How a cable company won, and lost, the world’s biggest headphone market
If you’ve been to an airport, shopping centre or, well, anywhere outside, then you’ve probably seen them.
They’re headphones – but distinct headphones. You’ll notice them because they have a little “b” on either side of the ear. They’ve been marketed as good-quality headphones used by people who love music, and people wear them everywhere. And although they’re targeted at a young demographic, older listeners are using them as well. They’re huge.
The headphones began as a partnership between rap star Dr Dre and audio cable company Monster, known for making HDMI cables.
That partnership went bad. It went so bad, in fact, that Monster screwed itself out of a major deal. As chronicled on Gizmodo, Monster’s founder, Noel Lee, began with a vision to make people sound better – but ended up losing a hugely lucrative contract.
Unfortunately, Monster has earned a little bit of a reputation for price gouging, offering overpriced HDMI cables that don’t actually offer anything better than the cheap ones.
The truth is, audio cable is a lot like expensive basketball shoes: There are a couple hundred people in the world who really need the best, and the rest of us probably can't tell the difference.

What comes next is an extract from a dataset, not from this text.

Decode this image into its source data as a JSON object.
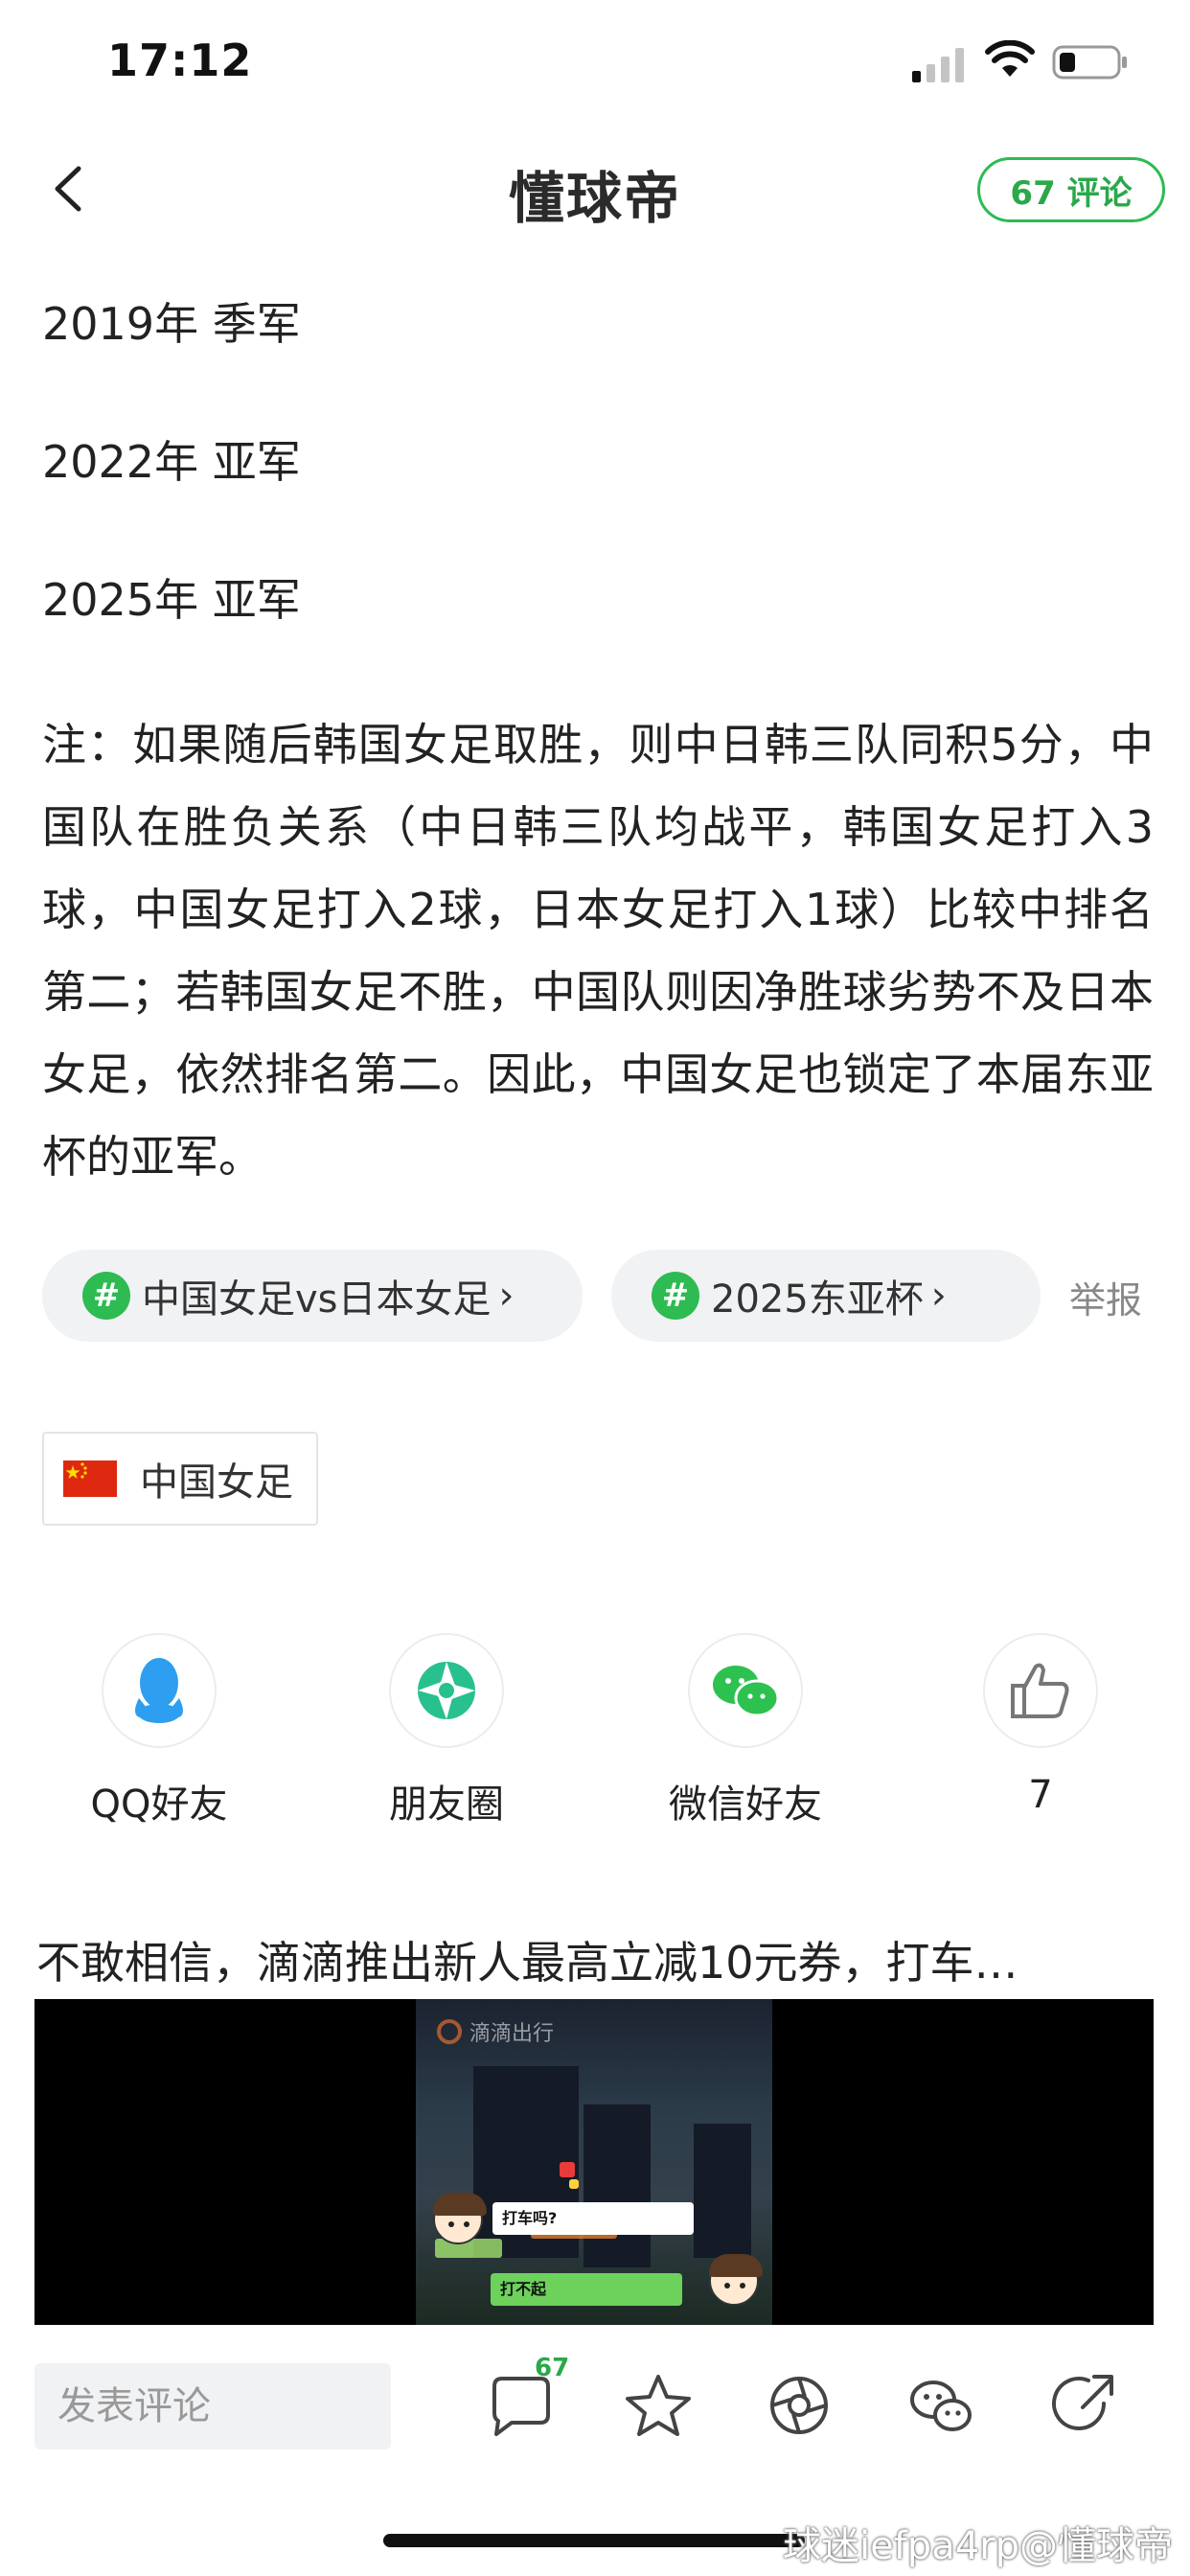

Doesn't matter: Through a combination of slick persuasion and status-pushing, Noel Lee carved out a small empire.
But you can only sell so many $200 cables. The next step was speakers, but the company started in on speakers too late; the hi-fi era was over. Plenty of people were content with the sound their TVs made, or at most, a soundbar. Monster took a bath.
Soon Monster delved into headphones, and received an offer from Dre and Interscope chairman Jimmy Iovine with an offer to build electronics.
Lee’s son, Kevin, said it was “a love fest” from the beginning of the relationship.
Monster took the rap duo's vague audio aspirations and pointed them in one very lucrative direction: high-end headphones. Bose was something your dad bought. Everything else was either crap or too obscure and complex for consumers to pick out. "Let's build headphones together," Noel decreed.
What follows is a dramatic decline, as the cash-strapped Monster experiments with prototype after prototype. Even more extraordinary? The company was making Beats headphones before the contract had been handed over – and after Dre and Interscope had talked to other manufacturers.
He was making Beats By Dre before Dre said he was allowed. And he was panicking. "It was beyond insubordination," says Kevin. "[I was going to] lose the trust of my father. I already had millions of dollars of inventory. He would have killed me."
The relationship was a tumultuous one, and ends with Beats heading over to tech giant HTC – and quite easily due to a hasty contract. You may not know a lot about headphones, but this is a great story about a deal gone wrong; and a stern warning for any entrepreneur.
The martyrdom of Aaron Swartz
Last month the tech world was set alight with news hacker and activist Aaron Swartz had committed suicide, as he was facing litigation for allegedly breaking copyright law.
The story is a tragic one, but as shown by New York Magazine, it seems Swartz’s followers have attempted to turn the young visionary’s death into something of a martyrdom.
But it’s not just a few hacker friends teaming up. A who’s who of the internet is mourning Swartz’s loss:
At his funeral in the Chicago suburb of Highland Park, where he was born and raised, the hundreds of mourners were a mix of members of family and Aaron’s far-flung networks, including some towering figures who had known Aaron since he was a chubby kid.
There was Tim Berners-Lee, who invented the World Wide Web, and the Harvard professor Lawrence Lessig, eminence among Internet legal theorists, each channeling the cosmic sorrow and worldly rage already circulating online before a packed crowd of mourners clad in black, the men wearing kippahs.
The story is a complicated one, delving into Swartz’s hacking history and his relationship with the tech community. Even more tragic is the nature of his trial – legal experts had questioned whether it was even viable.
If you’re at all interested in the tech or hacking community, and the death of Aaron Swartz, this is definitely worth a read.